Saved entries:
'''

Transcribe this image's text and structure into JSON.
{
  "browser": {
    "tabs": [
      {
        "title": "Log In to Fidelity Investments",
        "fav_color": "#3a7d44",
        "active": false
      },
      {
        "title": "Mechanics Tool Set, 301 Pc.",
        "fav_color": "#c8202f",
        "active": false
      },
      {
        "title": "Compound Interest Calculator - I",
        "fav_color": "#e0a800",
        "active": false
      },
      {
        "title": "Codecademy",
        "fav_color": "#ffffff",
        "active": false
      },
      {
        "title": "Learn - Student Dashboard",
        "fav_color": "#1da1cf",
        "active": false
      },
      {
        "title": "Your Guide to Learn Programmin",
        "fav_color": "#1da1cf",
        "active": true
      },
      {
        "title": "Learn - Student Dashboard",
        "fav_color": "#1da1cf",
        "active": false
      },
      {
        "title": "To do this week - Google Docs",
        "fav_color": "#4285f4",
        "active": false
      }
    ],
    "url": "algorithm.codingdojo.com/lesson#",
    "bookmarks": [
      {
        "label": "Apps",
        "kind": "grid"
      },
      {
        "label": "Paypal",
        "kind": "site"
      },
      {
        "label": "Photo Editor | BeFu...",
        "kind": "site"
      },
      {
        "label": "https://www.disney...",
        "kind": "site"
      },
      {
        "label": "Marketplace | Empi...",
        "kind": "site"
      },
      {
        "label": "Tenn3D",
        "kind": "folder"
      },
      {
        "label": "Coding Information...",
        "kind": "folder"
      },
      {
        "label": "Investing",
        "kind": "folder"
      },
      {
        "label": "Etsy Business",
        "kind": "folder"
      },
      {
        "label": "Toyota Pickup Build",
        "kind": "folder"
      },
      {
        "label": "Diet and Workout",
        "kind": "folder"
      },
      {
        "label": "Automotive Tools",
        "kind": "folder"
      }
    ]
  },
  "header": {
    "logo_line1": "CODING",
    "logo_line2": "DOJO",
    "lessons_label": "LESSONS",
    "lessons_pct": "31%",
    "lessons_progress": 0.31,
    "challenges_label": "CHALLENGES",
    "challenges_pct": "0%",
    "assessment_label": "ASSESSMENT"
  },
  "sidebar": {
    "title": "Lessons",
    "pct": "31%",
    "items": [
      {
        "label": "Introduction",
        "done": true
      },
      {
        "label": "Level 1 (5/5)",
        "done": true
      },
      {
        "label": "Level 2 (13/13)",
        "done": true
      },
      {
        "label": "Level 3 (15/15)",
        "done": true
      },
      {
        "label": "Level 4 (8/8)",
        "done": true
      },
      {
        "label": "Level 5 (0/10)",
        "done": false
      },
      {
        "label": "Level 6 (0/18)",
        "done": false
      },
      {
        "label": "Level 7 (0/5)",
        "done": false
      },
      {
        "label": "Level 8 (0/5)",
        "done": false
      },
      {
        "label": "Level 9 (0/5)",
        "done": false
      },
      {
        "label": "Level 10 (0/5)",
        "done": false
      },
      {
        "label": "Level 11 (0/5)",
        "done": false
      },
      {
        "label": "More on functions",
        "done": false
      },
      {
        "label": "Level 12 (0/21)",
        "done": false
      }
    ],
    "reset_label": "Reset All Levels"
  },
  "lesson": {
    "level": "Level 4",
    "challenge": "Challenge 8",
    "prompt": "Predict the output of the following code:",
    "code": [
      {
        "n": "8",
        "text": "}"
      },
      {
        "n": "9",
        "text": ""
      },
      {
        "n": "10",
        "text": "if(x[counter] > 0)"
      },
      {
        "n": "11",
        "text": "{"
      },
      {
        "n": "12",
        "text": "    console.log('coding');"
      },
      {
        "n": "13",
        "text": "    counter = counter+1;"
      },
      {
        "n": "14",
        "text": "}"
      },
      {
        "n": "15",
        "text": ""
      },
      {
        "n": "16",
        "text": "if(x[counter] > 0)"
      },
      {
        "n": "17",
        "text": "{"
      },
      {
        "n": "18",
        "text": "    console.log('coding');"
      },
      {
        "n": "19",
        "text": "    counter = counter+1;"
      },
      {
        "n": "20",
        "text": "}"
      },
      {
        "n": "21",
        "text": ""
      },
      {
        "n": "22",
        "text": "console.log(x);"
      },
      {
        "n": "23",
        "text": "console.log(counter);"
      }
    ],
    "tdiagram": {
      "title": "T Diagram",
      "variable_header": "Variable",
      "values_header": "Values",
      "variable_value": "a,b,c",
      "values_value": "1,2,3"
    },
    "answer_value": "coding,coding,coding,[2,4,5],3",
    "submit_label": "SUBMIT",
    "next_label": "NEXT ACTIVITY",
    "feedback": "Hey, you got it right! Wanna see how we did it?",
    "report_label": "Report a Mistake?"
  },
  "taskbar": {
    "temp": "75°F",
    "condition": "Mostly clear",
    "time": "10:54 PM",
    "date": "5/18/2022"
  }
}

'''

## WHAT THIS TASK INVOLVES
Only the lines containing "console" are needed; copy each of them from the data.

## RESULT OF THIS EXERCISE
        "text": "    console.log('coding');"
        "text": "    console.log('coding');"
        "text": "console.log(x);"
        "text": "console.log(counter);"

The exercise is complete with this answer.